THE FAILURE of the EU summit marked a deepening of the crises of the European ruling classes. It followed on from the 'no' vote in France and the Netherlands against the EU constitution.
These were primarily votes of the working class against the brutal neo-liberal policies of capitalism. The determination of the French working class in particular, to defy their media, politicians and ruling classes has plunged Europe into turmoil.
Politicians fighting for a 'yes' vote attacked the 'no' camp as 'little Francers' and 'little Netherlanders'. Now these same politicians are trying to restore their popularity by playing the nationalist card. This was the immediate cause of the Summit spat. But they have failed.
Blair received more 'yah, yahs' than normal from the Tory back benches but remains a fundamentally damaged prime minister. Meanwhile, French President Chirac has plunged in the polls to a 70% disapproval rating! Schroeder, the German Chancellor, is still languishing in the polls, facing the prospect of decisive election defeat in September.
However, the underlying causes of the Summit disagreement run far deeper than the desire of individual politicians to restore their popularity. They are three-fold and interconnected.
First is capitalism's inability to take Europe forward. The economy as a whole is stagnating and a number of countries - Italy and Portugal in particular - are suffering serious economic crises.

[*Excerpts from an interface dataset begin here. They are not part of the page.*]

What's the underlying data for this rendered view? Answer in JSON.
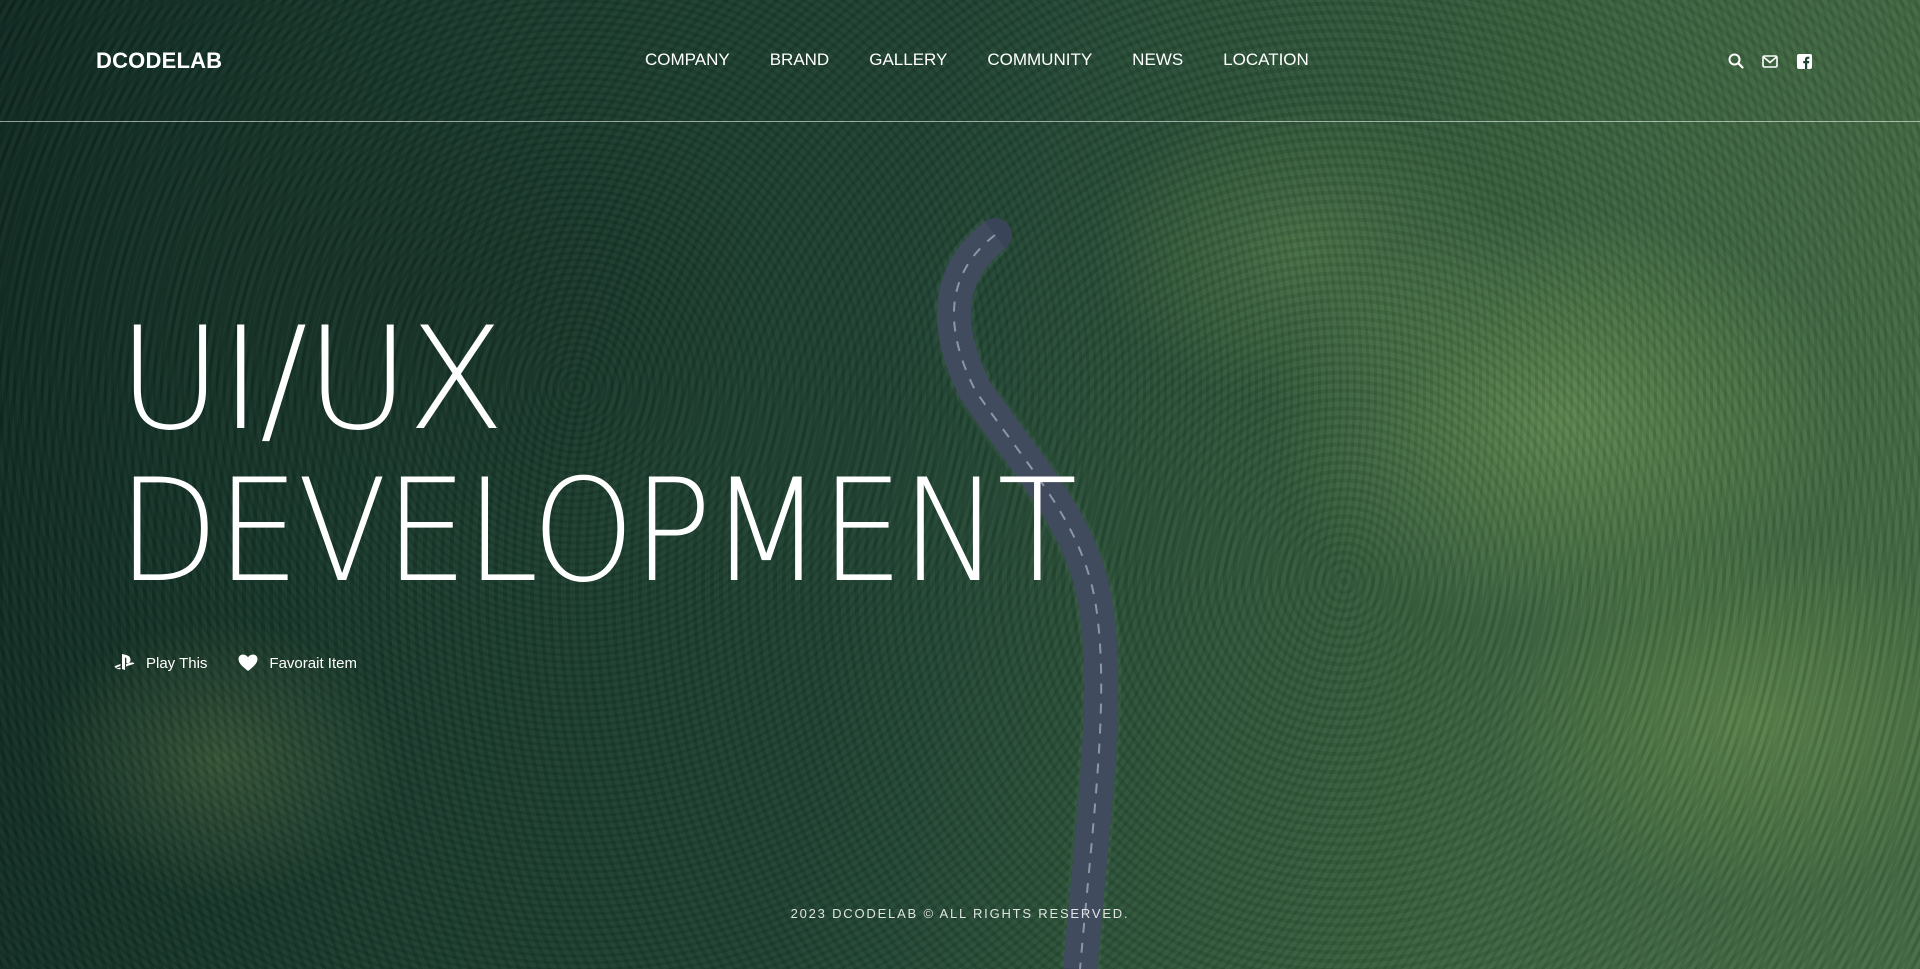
{
  "brand": {
    "logo_text": "DCODELAB"
  },
  "nav": {
    "items": [
      {
        "label": "COMPANY"
      },
      {
        "label": "BRAND"
      },
      {
        "label": "GALLERY"
      },
      {
        "label": "COMMUNITY"
      },
      {
        "label": "NEWS"
      },
      {
        "label": "LOCATION"
      }
    ],
    "icons": [
      "search-icon",
      "mail-icon",
      "facebook-icon"
    ]
  },
  "hero": {
    "title_line1": "UI/UX",
    "title_line2": "DEVELOPMENT"
  },
  "actions": [
    {
      "label": "Play This",
      "icon": "playstation-icon"
    },
    {
      "label": "Favorait Item",
      "icon": "heart-icon"
    }
  ],
  "footer": {
    "text": "2023 DCODELAB © ALL RIGHTS RESERVED."
  },
  "colors": {
    "text": "#ffffff",
    "background_accent": "#1f4232"
  }
}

Second is the EU's enormous difficulties in holding together a body of countries with conflicting and diverging economic, social and political interests.
In the past, huge subsidies - including the CAP and the British EU budget rebate - were used to paper over national conflicts of interest. Now economic difficulties, and particularly the expansion of the EU, mean that there is major objective pressure to cut the EU budget, exposing underlying tensions.
When the Euro was launched there was euphoria amongst the European ruling classes and widespread illusions that this was a step towards a politically unified Europe. At the time the socialist argued that, on a capitalist basis, the barriers created by the different nation states would never be fully overcome and that, at a certain stage, the process towards integration would be pushed into reverse.
Pushed into reverse
The need to compete with the US, and increasingly China, means that the pressure for further integration will remain. Nonetheless, the European ruling classes are now beginning to face the prospect that one day their dream could unravel.
The Financial Times accurately explained that: "All large-country monetary unions that did not turn into political unions eventually collapsed." (8 June). While this is unlikely to be posed immediately, national tensions will continue to develop and, particularly during a world recession, could intensify dramatically.
Thirdly, the European ruling classes face ongoing resistance from the working class to the continual drive to increase profits through lower wages, increased hours and cuts in social spending. This is despite the current lack of mass workers' parties and the supine nature of the majority of their union leaders.
Chirac is no less 'neo-liberal' than the Anglo-Saxon leaders. The only real difference is the determined opposition he is facing from the French working class.
The 'no' votes marked a qualitative change in the situation. They demonstrated the working classes' will to resist. They have profoundly shaken the confidence of the European ruling classes and significantly increased the confidence of the working class, particularly in France and the Netherlands, to struggle.
And they have also shown where workers and their trade unions should stand in the debates in Britain on the EU. No to the bosses' European Union and the euro. For solidarity with the European working class in our joint struggle against privatisation, cuts and worsening working and living conditions. For a socialist Europe.
In The Socialist 23 June 2005: